For the Kids

Events Encourage Volunteers, Highlight Child Abuse

Young Lawyers Recognize CASA Volunteer of the Year

The Tennessee Bar Association Young Lawyers Division each year recognizes a Court Appointed Special Advocates (CASA) volunteer who goes the extra mile in his or her work on behalf of children in Tennessee. The honoree is selected from nominations submitted by CASA agencies across the state.

This year, the YLD recognized Dale Hedges of Clinton for his service as a volunteer with CASA of the Tennessee Heartland. Knoxville lawyer Katrina Atchley Arbogast, chair of the YLD Children’s Issues Committee, presented the award to Hedges at a dinner recently in Nashville. A cash gift also was presented to Naomi Asher, executive director of the agency to continue its mission of serving children in Anderson, Blount and Scott counties.

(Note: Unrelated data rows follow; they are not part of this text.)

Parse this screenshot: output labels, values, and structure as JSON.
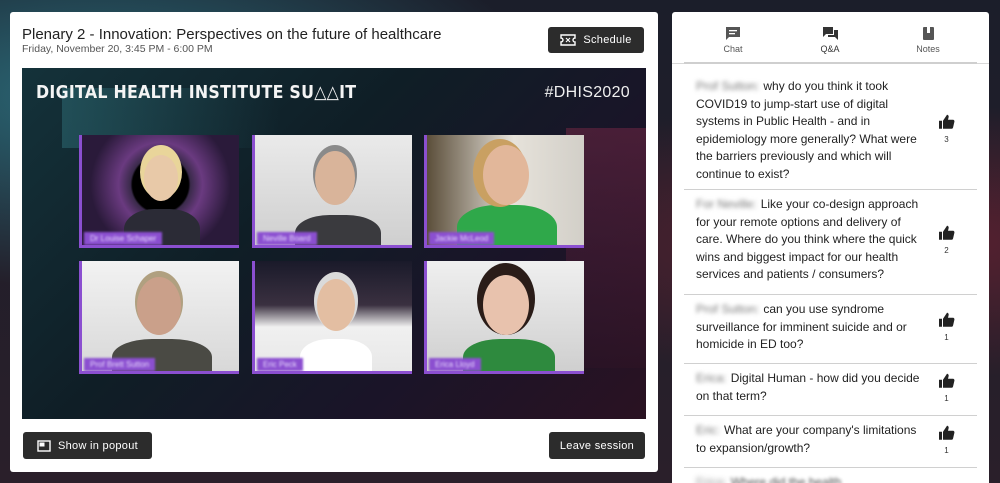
{
  "session": {
    "title": "Plenary 2 - Innovation: Perspectives on the future of healthcare",
    "datetime": "Friday, November 20, 3:45 PM - 6:00 PM",
    "schedule_label": "Schedule",
    "popout_label": "Show in popout",
    "leave_label": "Leave session"
  },
  "video": {
    "banner": "DIGITAL HEALTH INSTITUTE SU△△IT",
    "hashtag": "#DHIS2020",
    "participants": [
      {
        "name": "Dr Louise Schaper"
      },
      {
        "name": "Neville Board"
      },
      {
        "name": "Jackie McLeod"
      },
      {
        "name": "Prof Brett Sutton"
      },
      {
        "name": "Eric Peck"
      },
      {
        "name": "Erica Lloyd"
      }
    ]
  },
  "tabs": [
    {
      "label": "Chat",
      "icon": "chat-icon"
    },
    {
      "label": "Q&A",
      "icon": "qa-icon"
    },
    {
      "label": "Notes",
      "icon": "notes-icon"
    }
  ],
  "questions": [
    {
      "author": "Prof Sutton:",
      "text": "why do you think it took COVID19 to jump-start use of digital systems in Public Health - and in epidemiology more generally? What were the barriers previously and which will continue to exist?",
      "likes": "3"
    },
    {
      "author": "For Neville:",
      "text": "Like your co-design approach for your remote options and delivery of care. Where do you think where the quick wins and biggest impact for our health services and patients / consumers?",
      "likes": "2"
    },
    {
      "author": "Prof Sutton:",
      "text": "can you use syndrome surveillance for imminent suicide and or homicide in ED too?",
      "likes": "1"
    },
    {
      "author": "Erica:",
      "text": "Digital Human - how did you decide on that term?",
      "likes": "1"
    },
    {
      "author": "Eric:",
      "text": "What are your company's limitations to expansion/growth?",
      "likes": "1"
    },
    {
      "author": "Erica:",
      "text": "Where did the health",
      "likes": ""
    }
  ],
  "colors": {
    "accent_purple": "#8b4fd0",
    "button_dark": "#2c2c2c"
  }
}
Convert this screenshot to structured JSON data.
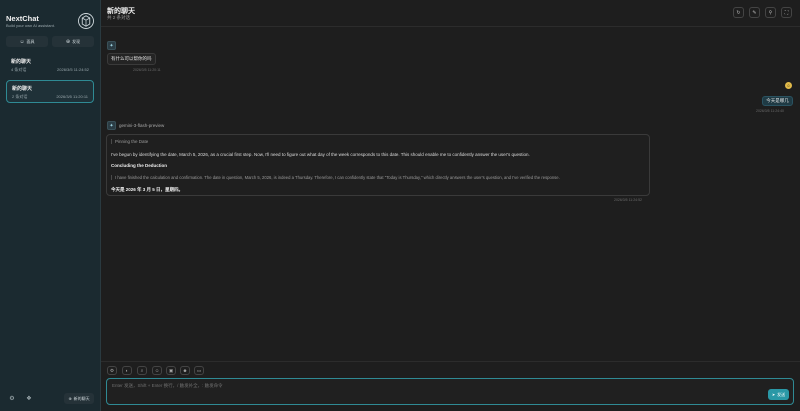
{
  "sidebar": {
    "title": "NextChat",
    "subtitle": "Build your own AI assistant.",
    "mask_button": "面具",
    "plugin_button": "发现",
    "chats": [
      {
        "title": "新的聊天",
        "count": "4 条对话",
        "date": "2026/3/5 11:24:52"
      },
      {
        "title": "新的聊天",
        "count": "2 条对话",
        "date": "2026/3/5 11:20:11"
      }
    ],
    "new_chat": "新的聊天"
  },
  "header": {
    "title": "新的聊天",
    "subtitle": "共 2 条对话"
  },
  "messages": {
    "bot_greeting": "有什么可以帮你的吗",
    "bot_greeting_time": "2026/3/5 11:20:11",
    "user_message": "今天是哪几",
    "user_time": "2026/3/5 11:24:40",
    "model_name": "gemini-3-flash-preview",
    "reply": {
      "think_title": "Pinning the Date",
      "p1": "I've begun by identifying the date, March 5, 2026, as a crucial first step. Now, I'll need to figure out what day of the week corresponds to this date. This should enable me to confidently answer the user's question.",
      "h2": "Concluding the Deduction",
      "think2": "I have finished the calculation and confirmation. The date in question, March 5, 2026, is indeed a Thursday. Therefore, I can confidently state that \"Today is Thursday,\" which directly answers the user's question, and I've verified the response.",
      "answer": "今天是 2026 年 3 月 5 日，星期四。"
    },
    "reply_time": "2026/3/5 11:24:52"
  },
  "input": {
    "placeholder": "Enter 发送，Shift + Enter 换行，/ 触发补全，: 触发命令",
    "send_label": "发送"
  }
}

In nominating Hedges for the award, Asher stated he was the longest serving, and possibly the most effective, volunteer with the agency. “Dale speaks so effectively as an advocate for his CASA kids that the … staff cannot find one example in our records of a case where the recommendations made … were not accepted by the court.” She also noted that in several instances, the parties involved were so impressed with Hedges’ work that he was requested to handle subsequent cases. The YLD was impressed too.

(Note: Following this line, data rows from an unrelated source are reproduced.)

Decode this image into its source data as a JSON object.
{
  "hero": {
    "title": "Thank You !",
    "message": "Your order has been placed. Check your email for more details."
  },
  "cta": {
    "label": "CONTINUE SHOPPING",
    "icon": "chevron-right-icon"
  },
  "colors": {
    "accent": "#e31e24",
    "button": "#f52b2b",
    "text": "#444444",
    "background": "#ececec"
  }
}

Hedges, 84, has worked with CASA of the Tennessee Heartland for 18 years, serving 29 children in 19 separate cases. In reflecting on his years of volunteering, Hedges says, “There is nothing as rewarding and memorable as participating in the legal process of permanently removing an emotionally and/or physically … abused child from uncaring parents, and placing the child with parents who want to protect, love, cherish and take care of the child’s every need.”

In addition to his longevity as a volunteer, Asher says Hedges has an excellent reputation and has never wavered in his commitment to CASA. His enthusiasm for the program makes him an effective recruiter of new CASA volunteers. Hedges also frequently serves as a resource and mentor for younger or less experienced advocates.

Two years ago, Hedges decided to retire from CASA. That did not last long. Within six months, he was called on to represent four siblings who again found themselves in the court system. Hedges had worked with the family in the past and the presiding judge specifically asked him to take the case. He did and continues to represent the children today — volunteering more than 20 hours and driving more than 200 miles each month to visit one of the children who has special needs and lives in a residential facility several hours away. Despite the distance and the time commitment, Hedges visits the child each month and works on a weekly basis with teachers, therapists and medical providers to ensure that needed services are available.

How long Hedges will continue working with these children and whether he will once again attempt to retire remains to be seen. But if his track record is any indication, he will stay on the case until he is satisfied that everything that can be done has been done.

“Every child should be loved and cared for; volunteers can be an integral part of that process,” Hedges says of his motivation for continuing to serve. That is more than just a recruitment pitch to prospective advocates; it captures who Dale Hedges is at the core and why the YLD selected him as the 2013 CASA Volunteer of the Year.

— Stacey Shrader Joslin, TBA YLD director